The Arizona Daily Star in Tucson says it would be one thing if a single lawmaker decided to seek a headline in this way. But to have 38 others sign on suggests a cowardly urge to follow the mob.

On its editorial page, the paper wrote: “If only Arizona were, indeed, part of some demented reality show that threw a gaggle of legislators together and challenged them to come up with the most time-wasting, intellectually empty and useless bills. … Supporters will, of course, try to paint those opposed to this waste of legislative effort as pinko commies who hate America …”

It calms your mind to hear the voice of sanity skewering this sort of silliness. And it is even more reassuring to find hope for the future in a most unlikely spot.

The power of words

Just outside Benson (50 miles east of Tucson), at the end of a dirt road, the well-directed book lover can find Singing Wind Ranch and the Singing Wind Bookshop: proprietor, Winifred J. Bundy, librarian, ranch hand and believer in the power of words.

“… She seems a hybrid of sprite and settler, both whimsical and wise,” wrote an admirer in the magazine, Arizona Highways.

Winn Bundy seems to have known this: Build your own bookshop and they will come.

As unlikely as a herd of unicorns or the burial place for Jimmy Hoffa, the magazine wrote, you find a collection of crisp, new books, purchased to meet the taste of visitors whose suggestions have been honored over years. The shop opened almost 40 years ago.

Word of mouth has been the advertising vehicle and the audience reaches well beyond the scattered local populace. On a recent Sunday, Ms. Bundy and friends put out a lunchtime spread of soup and salad and home-baked “beer bread” and cakes.  
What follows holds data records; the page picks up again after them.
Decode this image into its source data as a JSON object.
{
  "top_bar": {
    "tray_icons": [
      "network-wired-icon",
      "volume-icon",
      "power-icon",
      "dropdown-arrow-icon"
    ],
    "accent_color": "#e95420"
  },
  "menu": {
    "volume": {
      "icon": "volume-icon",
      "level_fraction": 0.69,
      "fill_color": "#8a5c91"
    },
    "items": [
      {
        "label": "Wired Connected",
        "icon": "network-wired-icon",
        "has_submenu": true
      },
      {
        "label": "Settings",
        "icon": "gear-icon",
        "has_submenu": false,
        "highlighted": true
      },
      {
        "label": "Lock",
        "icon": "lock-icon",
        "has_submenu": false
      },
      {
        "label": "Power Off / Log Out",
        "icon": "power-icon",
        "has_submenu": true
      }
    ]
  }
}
Fifty or so guests sat on a chilly side porch to hear poets speak of endangered-by-development mountain wilderness and the urgent need to save flora and fauna. Their passion reminded a traveler of similar rescue efforts around the Chesapeake Bay.

Visitors heard from Murray Polesta, a photographer and proud “cactus hugger,” and Diana Stirling, a painter and poet who called the desert her “heart’s true home” and limned the “glittery specks of moonlight” found only there. Inspiration was in the wind on this day.
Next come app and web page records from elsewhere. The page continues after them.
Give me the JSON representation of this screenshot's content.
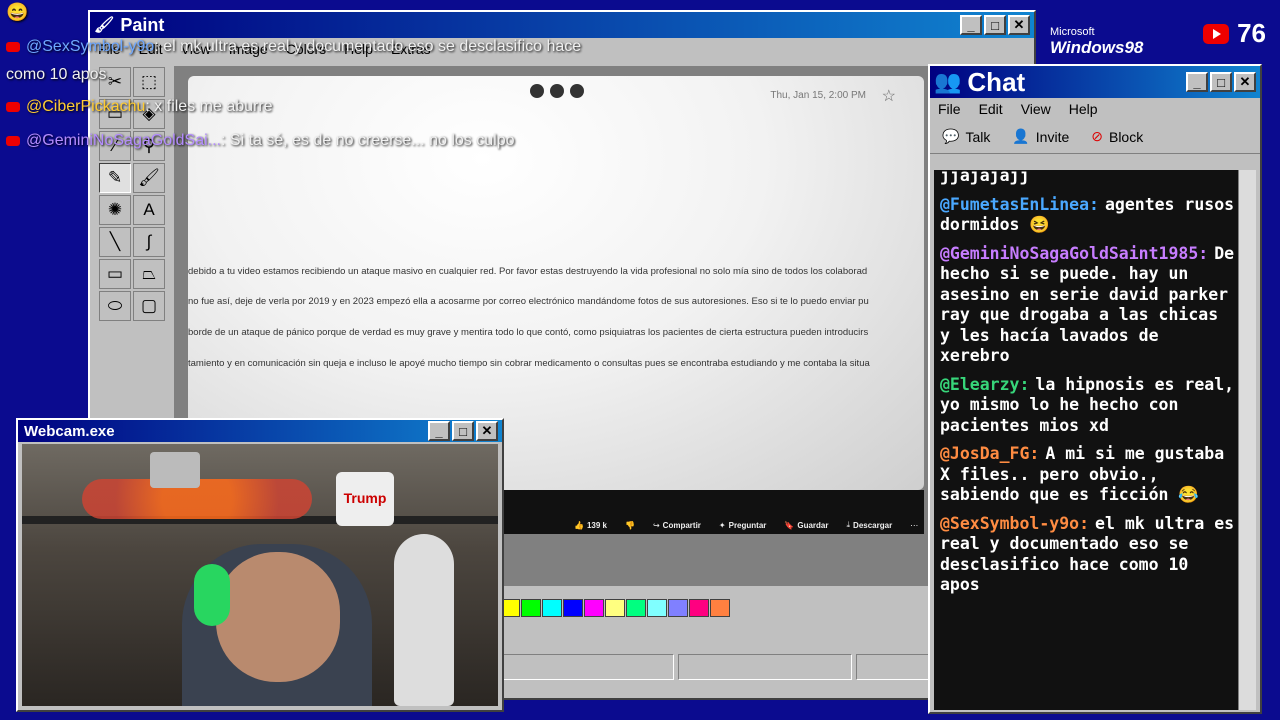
{
  "paint": {
    "title": "Paint",
    "menu": [
      "File",
      "Edit",
      "View",
      "Image",
      "Colors",
      "Help",
      "Extras"
    ],
    "doc": {
      "date": "Thu, Jan 15, 2:00 PM",
      "lines": [
        "debido a tu video estamos recibiendo un ataque masivo en cualquier red. Por favor estas destruyendo la vida profesional no solo mía sino de todos los colaborad",
        "no fue así, deje de verla por 2019 y en 2023 empezó ella a acosarme por correo electrónico mandándome fotos de sus autoresiones. Eso si te lo puedo enviar pu",
        "borde de un ataque de pánico porque de  verdad es muy grave y mentira todo lo que contó, como psiquiatras los pacientes de cierta estructura pueden introducirs",
        "tamiento y en comunicación sin queja e incluso le apoyé mucho tiempo sin cobrar medicamento o consultas pues se encontraba estudiando y me contaba la situa"
      ],
      "actions": [
        "139 k",
        "Compartir",
        "Preguntar",
        "Guardar",
        "Descargar"
      ]
    },
    "palette": [
      "#ffff00",
      "#00ff00",
      "#00ffff",
      "#0000ff",
      "#ff00ff",
      "#ffff80",
      "#00ff80",
      "#80ffff",
      "#8080ff",
      "#ff0080",
      "#ff8040"
    ]
  },
  "webcam": {
    "title": "Webcam.exe",
    "sign": "Trump"
  },
  "chat": {
    "title": "Chat",
    "menu": [
      "File",
      "Edit",
      "View",
      "Help"
    ],
    "toolbar": {
      "talk": "Talk",
      "invite": "Invite",
      "block": "Block"
    },
    "partial_top": "jjajajajj",
    "messages": [
      {
        "user": "@FumetasEnLinea:",
        "color": "#4aa8ff",
        "text": "agentes rusos dormidos 😆"
      },
      {
        "user": "@GeminiNoSagaGoldSaint1985:",
        "color": "#c77dff",
        "text": "De hecho si se puede. hay un asesino en serie david parker ray que drogaba a las chicas y les hacía lavados de xerebro"
      },
      {
        "user": "@Elearzy:",
        "color": "#37d67a",
        "text": "la hipnosis es real, yo mismo lo he hecho con pacientes mios xd"
      },
      {
        "user": "@JosDa_FG:",
        "color": "#ff8c42",
        "text": "A mi si me gustaba X files.. pero obvio., sabiendo que es ficción 😂"
      },
      {
        "user": "@SexSymbol-y9o:",
        "color": "#ff8c42",
        "text": "el mk ultra es real y documentado eso se desclasifico hace como 10 apos"
      }
    ]
  },
  "overlay": {
    "emoji": "😄",
    "lines": [
      {
        "user": "@SexSymbol-y9o",
        "text": ": el mk ultra es real y documentado eso se desclasifico hace"
      },
      {
        "user": "",
        "text": "como 10 apos"
      },
      {
        "user": "@CiberPickachu",
        "text": ": x files me aburre"
      },
      {
        "user": "@GeminiNoSagaGoldSai...",
        "text": ": Si ta sé, es de no creerse... no los culpo"
      }
    ],
    "viewer_count": "76",
    "win_logo_ms": "Microsoft",
    "win_logo": "Windows98"
  }
}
In Tombstone, until the end of March, one can find an exhibition of work done by the German author, Karl May, who wrote of the American West without ever having visited.

If more and more of the land and of its history are lost, we’ll be looking to Winn Bundy and Singing Wind for the only traces of what used to be.

C. Fraser Smith is senior news analyst at WYPR-FM. His column appears Fridays in The Daily Record. He is the author of “Here Lies Jim Crow: Civil Rights in Maryland.” His e-mail address is fsmith@wypr.org.